Although declining to comment on whether King was wrongfully decided on its facts, the appellate court in Haggerty decided that the King dissent “more accurately captures the meaning of §15402.” In doing so, the court returned to the purpose behind the statute: to codify the common law rule that the power to revoke includes the power to modify, and thus the procedure for modification is the same as that of revocation “unless the trust agreement instrument distinguishes between revocation and modification.” Because there is no such differentiation, all methods available for revocation are available for modification, including the statutory method.

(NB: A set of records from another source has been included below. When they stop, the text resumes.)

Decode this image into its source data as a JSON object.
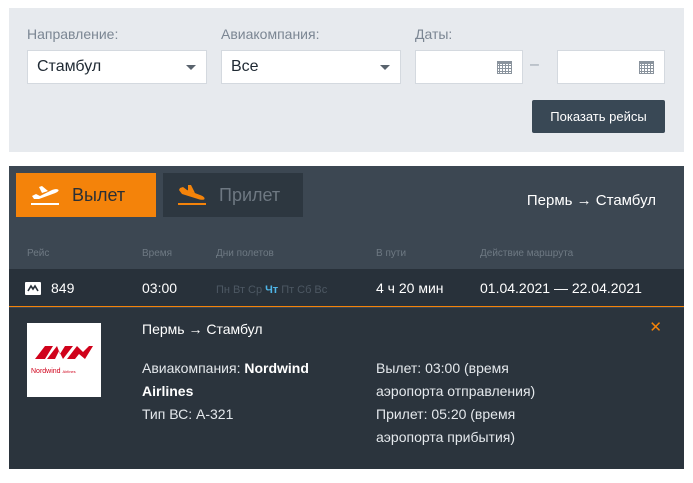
{
  "filters": {
    "direction_label": "Направление:",
    "direction_value": "Стамбул",
    "airline_label": "Авиакомпания:",
    "airline_value": "Все",
    "dates_label": "Даты:",
    "date_from": "",
    "date_to": "",
    "dash": "–",
    "show_button": "Показать рейсы"
  },
  "tabs": {
    "departure": "Вылет",
    "arrival": "Прилет"
  },
  "route_title": "Пермь → Стамбул",
  "columns": {
    "flight": "Рейс",
    "time": "Время",
    "days": "Дни полетов",
    "duration": "В пути",
    "validity": "Действие маршрута"
  },
  "flight": {
    "number": "849",
    "time": "03:00",
    "days": [
      "Пн",
      "Вт",
      "Ср",
      "Чт",
      "Пт",
      "Сб",
      "Вс"
    ],
    "active_day": "Чт",
    "duration": "4 ч 20 мин",
    "validity": "01.04.2021 — 22.04.2021"
  },
  "detail": {
    "route": "Пермь → Стамбул",
    "airline_label": "Авиакомпания:",
    "airline_name": "Nordwind Airlines",
    "aircraft": "Тип ВС: А-321",
    "departure_info": "Вылет: 03:00 (время аэропорта отправления)",
    "arrival_info": "Прилет: 05:20 (время аэропорта прибытия)",
    "logo_text": "Nordwind",
    "logo_subtext": "Airlines"
  },
  "colors": {
    "accent": "#f4830a",
    "panel": "#3c4752",
    "active_day": "#4fb6e8"
  }
}
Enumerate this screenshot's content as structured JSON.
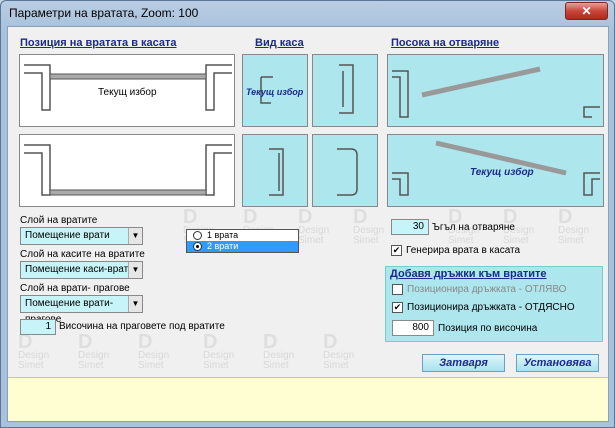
{
  "window": {
    "title": "Параметри на вратата,  Zoom:  100",
    "close_glyph": "✕"
  },
  "sections": {
    "position": "Позиция на вратата в касата",
    "frame_view": "Вид каса",
    "opening_direction": "Посока на отваряне"
  },
  "previews": {
    "current_choice": "Текущ избор"
  },
  "watermark": {
    "mark": "D",
    "line1": "Design",
    "line2": "Simet"
  },
  "layers": {
    "doors_label": "Слой на вратите",
    "doors_value": "Помещение врати",
    "frames_label": "Слой на касите на вратите",
    "frames_value": "Помещение каси-врати",
    "thresholds_label": "Слой на врати- прагове",
    "thresholds_value": "Помещение врати- прагове"
  },
  "threshold_height": {
    "value": "1",
    "label": "Височина на праговете под вратите"
  },
  "door_count": {
    "options": [
      "1 врата",
      "2 врати"
    ],
    "selected_index": 1
  },
  "angle": {
    "value": "30",
    "label": "Ъгъл на отваряне"
  },
  "generate": {
    "checked": true,
    "label": "Генерира врата в касата"
  },
  "handles": {
    "title": "Добавя дръжки към вратите",
    "left": {
      "checked": false,
      "label": "Позиционира дръжката - ОТЛЯВО"
    },
    "right": {
      "checked": true,
      "label": "Позиционира дръжката - ОТДЯСНО"
    },
    "height_value": "800",
    "height_label": "Позиция по височина"
  },
  "buttons": {
    "close": "Затваря",
    "apply": "Установява"
  },
  "colors": {
    "accent": "#1c2a8c",
    "field_bg": "#c7f4f8",
    "preview_bg": "#aee6ee",
    "footer_bg": "#fefed2"
  }
}
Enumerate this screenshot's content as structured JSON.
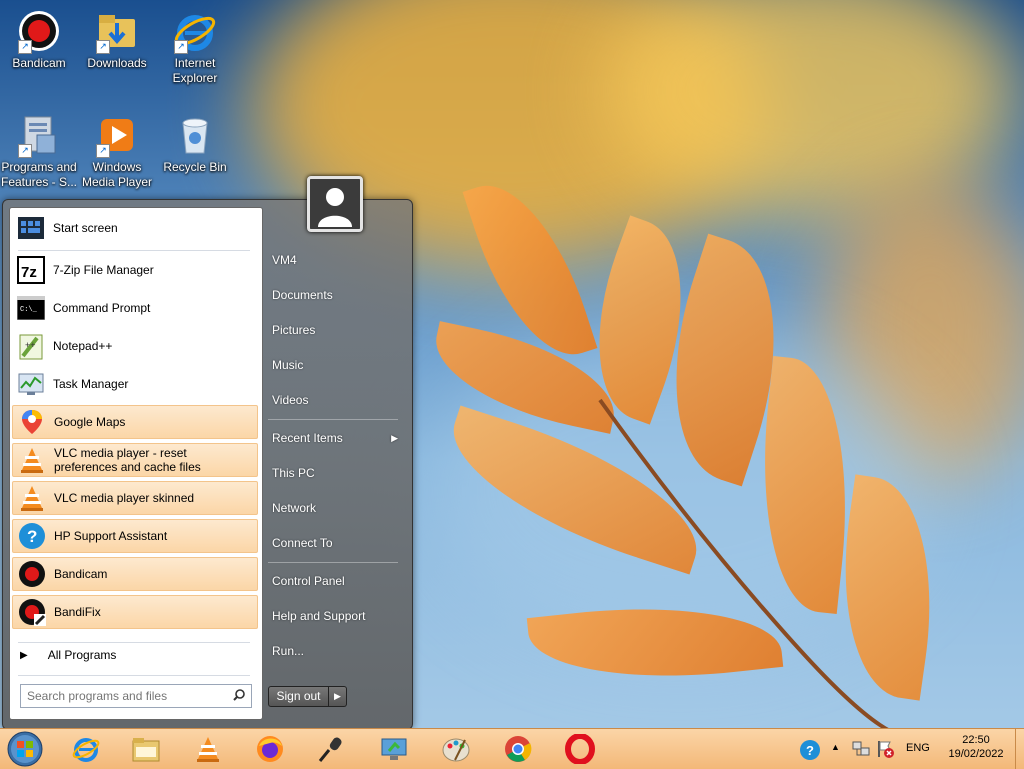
{
  "desktop": {
    "icons": [
      {
        "label": "Bandicam"
      },
      {
        "label": "Downloads"
      },
      {
        "label_line1": "Internet",
        "label_line2": "Explorer"
      },
      {
        "label_line1": "Programs and",
        "label_line2": "Features - S..."
      },
      {
        "label_line1": "Windows",
        "label_line2": "Media Player"
      },
      {
        "label": "Recycle Bin"
      }
    ]
  },
  "start_menu": {
    "pinned": [
      {
        "label": "Start screen",
        "icon": "start-screen-icon"
      }
    ],
    "programs": [
      {
        "label": "7-Zip File Manager",
        "icon": "7zip-icon",
        "highlighted": false
      },
      {
        "label": "Command Prompt",
        "icon": "cmd-icon",
        "highlighted": false
      },
      {
        "label": "Notepad++",
        "icon": "notepadpp-icon",
        "highlighted": false
      },
      {
        "label": "Task Manager",
        "icon": "task-manager-icon",
        "highlighted": false
      },
      {
        "label": "Google Maps",
        "icon": "google-maps-icon",
        "highlighted": true
      },
      {
        "label_line1": "VLC media player - reset",
        "label_line2": "preferences and cache files",
        "icon": "vlc-icon",
        "highlighted": true
      },
      {
        "label": "VLC media player skinned",
        "icon": "vlc-icon",
        "highlighted": true
      },
      {
        "label": "HP Support Assistant",
        "icon": "help-icon",
        "highlighted": true
      },
      {
        "label": "Bandicam",
        "icon": "bandicam-icon",
        "highlighted": true
      },
      {
        "label": "BandiFix",
        "icon": "bandifix-icon",
        "highlighted": true
      }
    ],
    "all_programs": "All Programs",
    "search_placeholder": "Search programs and files",
    "right_items": [
      {
        "label": "VM4"
      },
      {
        "label": "Documents"
      },
      {
        "label": "Pictures"
      },
      {
        "label": "Music"
      },
      {
        "label": "Videos"
      },
      {
        "label": "Recent Items"
      },
      {
        "label": "This PC"
      },
      {
        "label": "Network"
      },
      {
        "label": "Connect To"
      },
      {
        "label": "Control Panel"
      },
      {
        "label": "Help and Support"
      },
      {
        "label": "Run..."
      }
    ],
    "sign_out": "Sign out"
  },
  "taskbar": {
    "pinned": [
      "start-orb-icon",
      "internet-explorer-icon",
      "file-explorer-icon",
      "vlc-icon",
      "firefox-icon",
      "microphone-icon",
      "monitor-icon",
      "paint-icon",
      "chrome-icon",
      "opera-icon"
    ],
    "tray": {
      "language": "ENG",
      "time": "22:50",
      "date": "19/02/2022"
    }
  },
  "colors": {
    "highlight_bg": "#fbd6a7",
    "taskbar_bg": "#f3b878",
    "leaf_orange": "#f2902e"
  }
}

Haggerty, unfortunately, did not settle the issue. In 2022, the Fourth District came to the opposite conclusion from Haggerty, agreeing with the King majority. Balistreri v. Balistreri (2022) 75 Cal. App. 5th 511. Then, this last month, in Diaz v. Zuniga (filed May 19, 2023, Second District, Div. Four, Cite as 2023 S.O.S. 1669) the Second District also rejected the argument of Haggerty, finding the majority in King persuasive.
Diaz addressed the trust of Matteo Diaz, which contained separate articles addressing revocation and modification. Article IX stated that the trust was revocable in whole or in part during the trustor’s lifetime, but did not articulate a method. By contrast, Article X stated that the trust was amendable by the trustor “by an instrument in writing signed by the Trustor and delivered by certified mail to the Trustee.
Following Diaz’s death in 2018, a purported trust amendment dated in 2007 was found in his home inside a stamped envelope addressed to his attorney. Although during his life Diaz was both the trustor and trustee, there is no indication Diaz sent the amendment to himself via certified mail, and therefore did not comply with the trust’s stated method for trust modification. The purported amendment made significant reallocations of the trust beneficiary’s shares in two real properties parcels, and the successor trustees filed separate petitions requesting instructions about the validity of the 2007 amendment.
After a thorough discussion of the divided authorities in King, Balistreri, and Haggery, the court ultimately adopted the King approach. Relying on the plain language of § 15402, which the Diaz court called “clear and unambiguous,” the court held that a trust does not need to contain an explicit exclusivity provision for the stated method to “displace the statutory modification provisions.” In doing so, the court emphasized the probate code’s interest in protecting the intention of the trustor. Given that the stated modification procedure was “substantially more detailed and cumbersome” than the statutory revocation procedure, the court inferred an “intent to ensure the bona fides of any such amendments.” Protecting the trustor’s interests therefore requires satisfaction of those more cumbersome procedures.
Although the Diaz court rejected Haggerty’s approach to §§ 15401 and 15402, the court notes in a footnote that its decision is not inconsistent with that approach. Because Diaz’s trust contained two separate articles addressing revocation and modification, the court has sufficiently distinguished between the two, triggering the qualifying provision in § 15402 as “providing otherwise.”
As the Diaz court notes, in December 2021 Haggerty was granted review by the California Supreme Court and its decision is currently pending, meaning Diaz will not be the last word on the issue of acceptable modification procedures. In the meantime, estate planners must be cautious of both potential ambiguities in drafting trust modification procedures and compliance with those procedures in effectuating amendments. As Diaz suggests, especially where trustors require modification procedures that are more rigorous or cumbersome than the default statutory method, protection of their interests requires careful conformity with those procedures.